There was a recent clash of personalities in the paleo blogosphere. You can read perspectives from the participants here: Richard Nikoley, Melissa McEwen, Evelyn Kocur. This conflict sparked my interest in replacing the paleo diet with something better. It helped me realize that a rigorous focus on scientific evidence over personality is needed when it comes to nutrition. I disagree with the libertarian arguments and tough love found in many areas of the paleosphere. Obtaining wealth and health is entirely due to luck.
This does not mean I automatically endorse other political groups. Instead, I believe it is important to extend human lifespan by any means necessary via whatever optimal strategy this may take, even if this goes against outdated moral beliefs or illusions about what freedom represents. Since no one knows for sure what comes after death, it is rational to base life around the fear of death. This does not mean government gets a free pass, which I discuss further in The Death Triangle. I don’t hate paleo people and nutrition bloggers. In fact, I am grateful to them for making me take a closer look at dietary techniques that have the potential to surpass the paleo lifestyle.
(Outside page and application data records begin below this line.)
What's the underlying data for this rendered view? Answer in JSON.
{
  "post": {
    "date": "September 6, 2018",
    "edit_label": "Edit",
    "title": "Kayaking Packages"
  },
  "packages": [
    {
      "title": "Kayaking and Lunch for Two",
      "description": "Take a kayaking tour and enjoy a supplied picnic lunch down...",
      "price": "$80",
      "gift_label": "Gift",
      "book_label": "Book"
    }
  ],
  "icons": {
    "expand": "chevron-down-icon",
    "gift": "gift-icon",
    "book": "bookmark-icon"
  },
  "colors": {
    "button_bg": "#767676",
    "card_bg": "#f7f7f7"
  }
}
As far as paleo goes, I’ve read almost all the major paleo books and posted notes from many of them on my blog. These posts are listed in The Archives. I personally think the best interpretation of paleo for weight loss and fitness comes from Anthony Colpo. His book The Fat Loss Bible cites hundreds of scientific studies to help people develop a personalized plan to meet their fitness goals. The book goes into much more detail about each of these major points:
1. eating paleo foods
2. having a higher protein intake along with sufficient fat
3. adjusting calorie/carb intake based on weight loss goals and athletic requirements
4. engaging in resistance training and cardio exercise (including high intensity training)
5. taking selected supplements (magnesium, fish oil, BCAA, etc) to eliminate nutrient deficiencies and enhance weight loss
Dr. Paul Jaminet and Dr. Shou-Ching Jaminet of Perfect Health Diet fame also have a very useful take on ancestral health that focuses on the health benefits of traditional Pacific Islander nutrition. Their research also led to an increased usage of starches in paleo diets. This book and its mention of supercentenarians made me realize that whether a food meets some strict definition of paleo is less important than finding if that food contributes to longevity.
Like Max More and Michael Rose, I was interested in longevity research long before I became interested in the paleo diet. Being the hottest caveman or cavewoman on the block is fundamentally unimportant when people are just animals whose lives are ultimately pointless if they eventually die, as described in the post Humans Are Animals But Can Be So Much More. The paleo diet is a useful framework and much better than standard industrial food diets. There still has to be more. For people who are obsessed with longevity and who worry about death every day, let me present a new approach.
That approach might involve the following:
2. Searching PubMed or Google Scholar to identify all the health effects associated with a certain food before eating that food regularly
3. Mapping the effects of foods on cells and enzymes to create a portfolio of foods that enhance biological health without creating deficiencies or creating an excess of potentially harmful activity
4. Using nutrigenomic approaches to identify whether certain diets and foods have beneficial effects on gene expression and DNA repair
5. Adjusting the intake of certain foods to account for the effects of medications that enhance longevity (such as metformin) and techniques like gene therapy or SENS approaches.
The paleo diet is good for beginners, but much more is required to become superhuman.